*** Opening of Information ***

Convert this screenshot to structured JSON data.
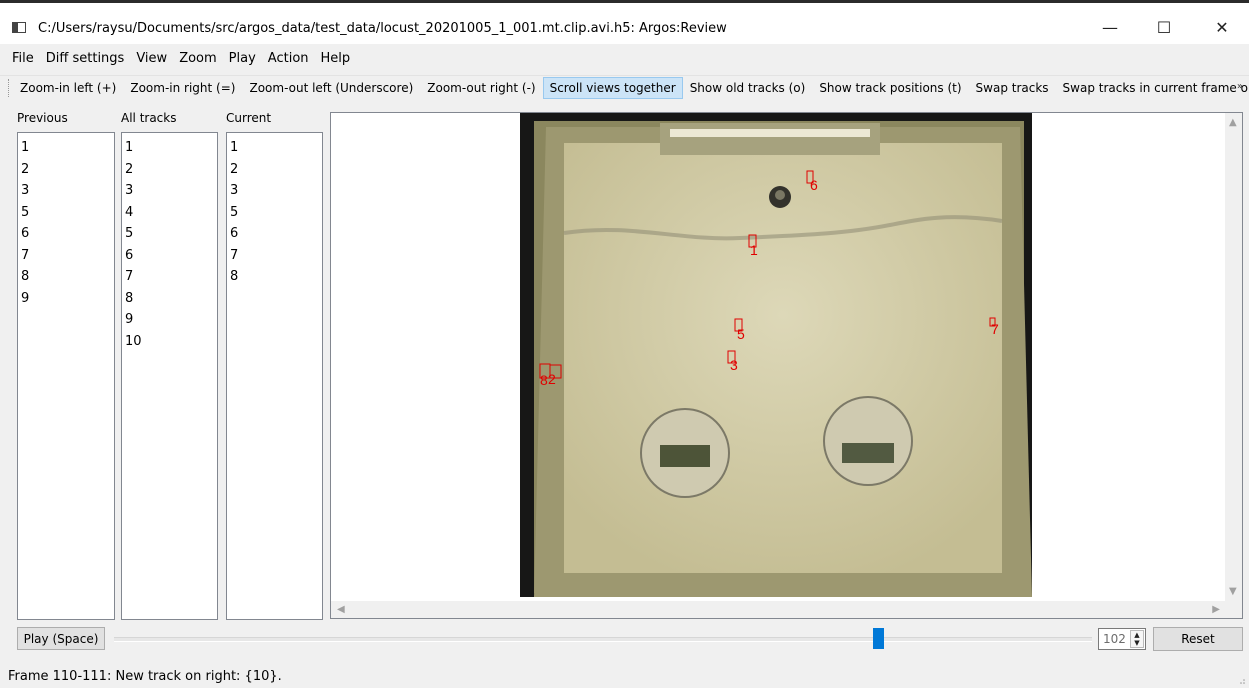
{
  "window": {
    "title": "C:/Users/raysu/Documents/src/argos_data/test_data/locust_20201005_1_001.mt.clip.avi.h5: Argos:Review",
    "minimize": "—",
    "maximize": "☐",
    "close": "✕"
  },
  "menu": [
    "File",
    "Diff settings",
    "View",
    "Zoom",
    "Play",
    "Action",
    "Help"
  ],
  "toolbar": {
    "buttons": [
      "Zoom-in left (+)",
      "Zoom-in right (=)",
      "Zoom-out left (Underscore)",
      "Zoom-out right (-)",
      "Scroll views together",
      "Show old tracks (o)",
      "Show track positions (t)",
      "Swap tracks",
      "Swap tracks in current frame only"
    ],
    "active": "Scroll views together",
    "overflow": "»"
  },
  "lists": {
    "previous": {
      "header": "Previous",
      "items": [
        "1",
        "2",
        "3",
        "5",
        "6",
        "7",
        "8",
        "9"
      ]
    },
    "all_tracks": {
      "header": "All tracks",
      "items": [
        "1",
        "2",
        "3",
        "4",
        "5",
        "6",
        "7",
        "8",
        "9",
        "10"
      ]
    },
    "current": {
      "header": "Current",
      "items": [
        "1",
        "2",
        "3",
        "5",
        "6",
        "7",
        "8"
      ]
    }
  },
  "track_labels": [
    {
      "id": "6"
    },
    {
      "id": "1"
    },
    {
      "id": "5"
    },
    {
      "id": "3"
    },
    {
      "id": "7"
    },
    {
      "id": "8"
    },
    {
      "id": "2"
    }
  ],
  "controls": {
    "play_label": "Play (Space)",
    "frame_value": "102",
    "reset_label": "Reset",
    "slider_fraction": 0.78
  },
  "status": "Frame 110-111: New track on right: {10}.",
  "colors": {
    "track_label": "#e00000",
    "active_button": "#cce4f7",
    "slider_handle": "#0078d7"
  }
}
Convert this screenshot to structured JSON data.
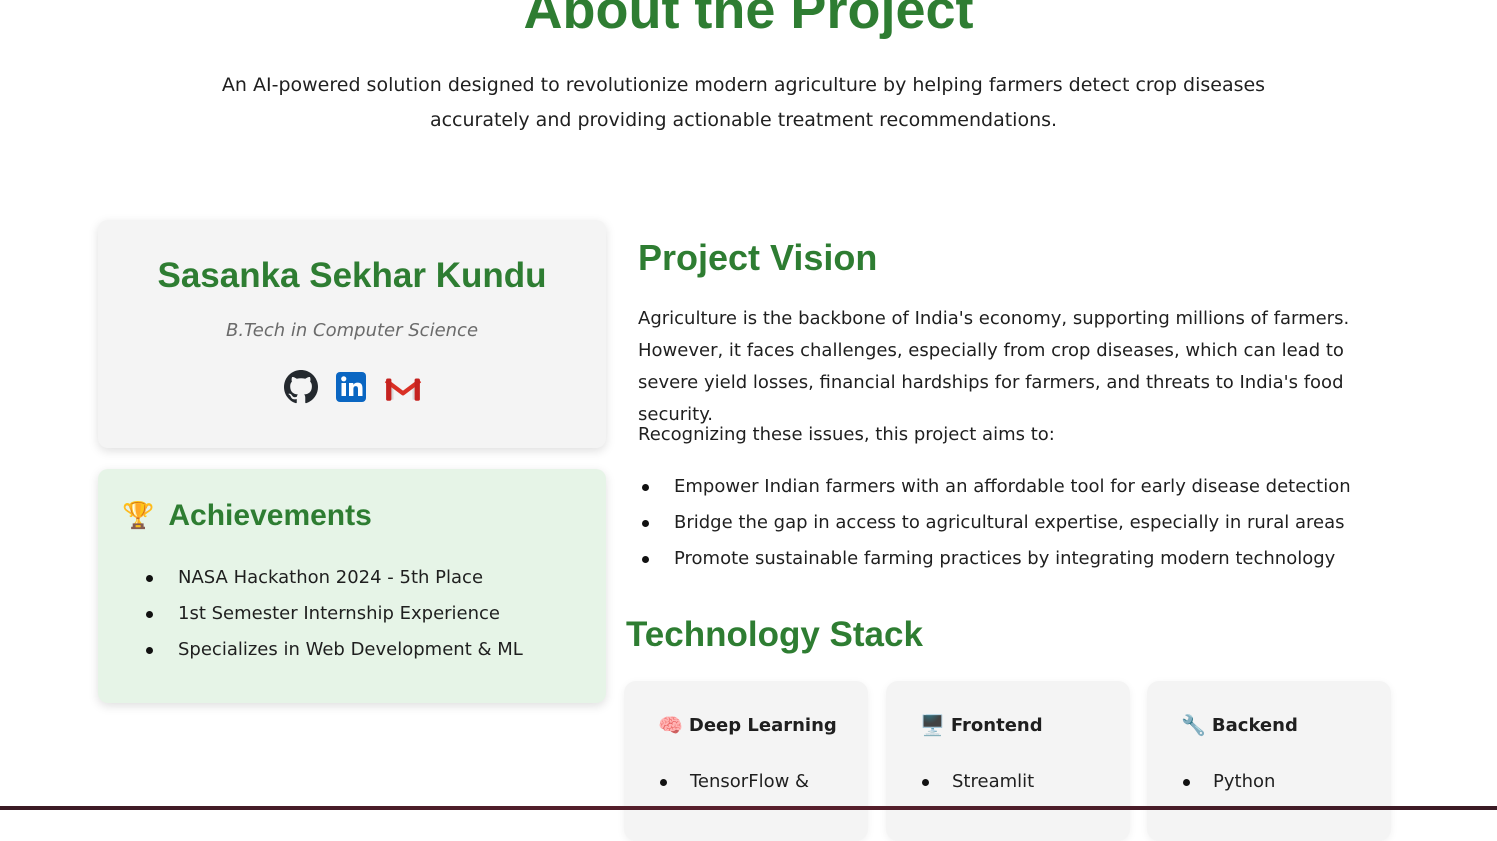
{
  "header": {
    "title": "About the Project",
    "intro": "An AI-powered solution designed to revolutionize modern agriculture by helping farmers detect crop diseases accurately and providing actionable treatment recommendations."
  },
  "profile": {
    "name": "Sasanka Sekhar Kundu",
    "degree": "B.Tech in Computer Science",
    "socials": [
      {
        "icon": "github-icon"
      },
      {
        "icon": "linkedin-icon"
      },
      {
        "icon": "gmail-icon"
      }
    ]
  },
  "achievements": {
    "emoji": "🏆",
    "title": "Achievements",
    "items": [
      "NASA Hackathon 2024 - 5th Place",
      "1st Semester Internship Experience",
      "Specializes in Web Development & ML"
    ]
  },
  "vision": {
    "title": "Project Vision",
    "paragraph": "Agriculture is the backbone of India's economy, supporting millions of farmers. However, it faces challenges, especially from crop diseases, which can lead to severe yield losses, financial hardships for farmers, and threats to India's food security.",
    "aims_intro": "Recognizing these issues, this project aims to:",
    "aims": [
      "Empower Indian farmers with an affordable tool for early disease detection",
      "Bridge the gap in access to agricultural expertise, especially in rural areas",
      "Promote sustainable farming practices by integrating modern technology"
    ]
  },
  "tech": {
    "title": "Technology Stack",
    "cards": [
      {
        "emoji": "🧠",
        "title": "Deep Learning",
        "items": [
          "TensorFlow &"
        ]
      },
      {
        "emoji": "🖥️",
        "title": "Frontend",
        "items": [
          "Streamlit"
        ]
      },
      {
        "emoji": "🔧",
        "title": "Backend",
        "items": [
          "Python"
        ]
      }
    ]
  },
  "colors": {
    "accent_green": "#2e7d32",
    "card_gray": "#f4f4f4",
    "achievements_bg": "#e6f4e7",
    "linkedin_blue": "#0a66c2",
    "gmail_red": "#d93025"
  }
}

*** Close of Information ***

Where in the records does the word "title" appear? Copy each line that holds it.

    "title": "C:/Users/raysu/Documents/src/argos_data/test_data/locust_20201005_1_001.mt.clip.avi.h5: Argos:Review",
    "title": "About the Project",
    "title": "Achievements",
    "title": "Project Vision",
    "title": "Technology Stack",
        "title": "Deep Learning",
        "title": "Frontend",
        "title": "Backend",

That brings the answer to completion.